You are doing my headache.
It does my headache.
You do my headache, mate.
He does my headache.

My previous knowledge of the word tells me the sentences should be:

You are giving me headache.
It gives me headache.
You give me headache, mate.
He gives me headache.
I have got headache.
My head is aching.
This job is a headache.

I don't know why, but when someone says something does his headache, it sounds awkward to me. Someone can give somebody headache, but how can you do headache.
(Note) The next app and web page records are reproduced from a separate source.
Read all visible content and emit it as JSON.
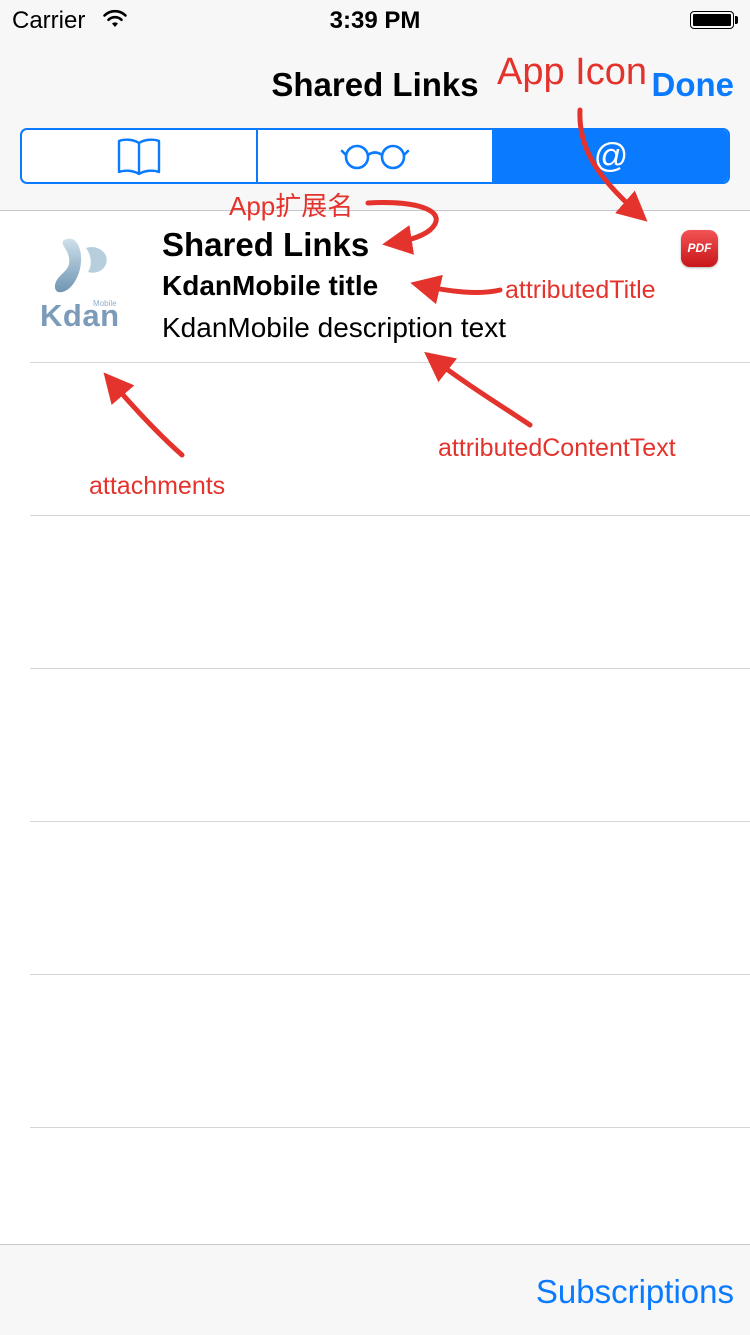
{
  "status_bar": {
    "carrier": "Carrier",
    "time": "3:39 PM",
    "battery_icon": "battery-full-icon",
    "wifi_icon": "wifi-icon"
  },
  "nav": {
    "title": "Shared Links",
    "done_label": "Done"
  },
  "segments": [
    {
      "icon": "book-icon",
      "selected": false
    },
    {
      "icon": "glasses-icon",
      "selected": false
    },
    {
      "icon": "at-sign-icon",
      "selected": true
    }
  ],
  "row": {
    "title": "Shared Links",
    "subtitle": "KdanMobile title",
    "description": "KdanMobile description text",
    "attachment": {
      "brand": "Kdan",
      "tag": "Mobile"
    },
    "app_icon": {
      "label": "PDF",
      "color": "#e0272a"
    }
  },
  "annotations": {
    "app_icon": "App Icon",
    "app_extension": "App扩展名",
    "attributed_title": "attributedTitle",
    "attributed_content": "attributedContentText",
    "attachments": "attachments",
    "color": "#e4332c"
  },
  "toolbar": {
    "subscriptions_label": "Subscriptions"
  },
  "colors": {
    "accent": "#0a7aff",
    "bar_background": "#f7f7f7"
  }
}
Headache to me is a state of mind, it is not an action like "he does my car cleaning" or "he does my job".

  • Are you sure they are not saying "does my head in?" Jul 14, 2019 at 10:46

1 Answer 1


The examples are not idiomatic, and I think you are mishearing.

There is an idiomatic expression "You are doing my head in". It is very informal but it means "make someone unhappy or confused". Cambridge dictionaries give some examples:

Getting up at 4am every day is doing my head in.

I add:

You're doing my head in, mate, by never being on time.

This doesn't mean the person has a headache, although there is some overlap in meaning.

The accounts are a real headache this year.

The accounts are doing my head in this year.

The meaning of these two metaphorical expressions are similar, the accounts are difficult and are causing me to be unhappy.

This expression seems to be an extension of the already very casual phrasal verb "do something in" meaning "beat up or kill", with the idea that if something is "doing my head in" it is (metaphorically) beating up my brain, and so making me confused or unhappy.

Note that "headache" is a noun, not a verb, even in an unidiomatic expression like "doing my headache". Simlarly "car cleaning" and "my job" are nouns or noun-phrases, not verbs.

  • Would you be able to elaborate on the structure of the sentence doing my head in. Does it mean to put the head inside a difficult situation or thought?
    – user31782
    Jul 15, 2019 at 13:15
  • "do someone in" means "kill or beat up" I think it extends that meaning. (its very very casual)
    – James K
    Jul 15, 2019 at 16:36

You must log in to answer this question.

Not the answer you're looking for? Browse other questions tagged .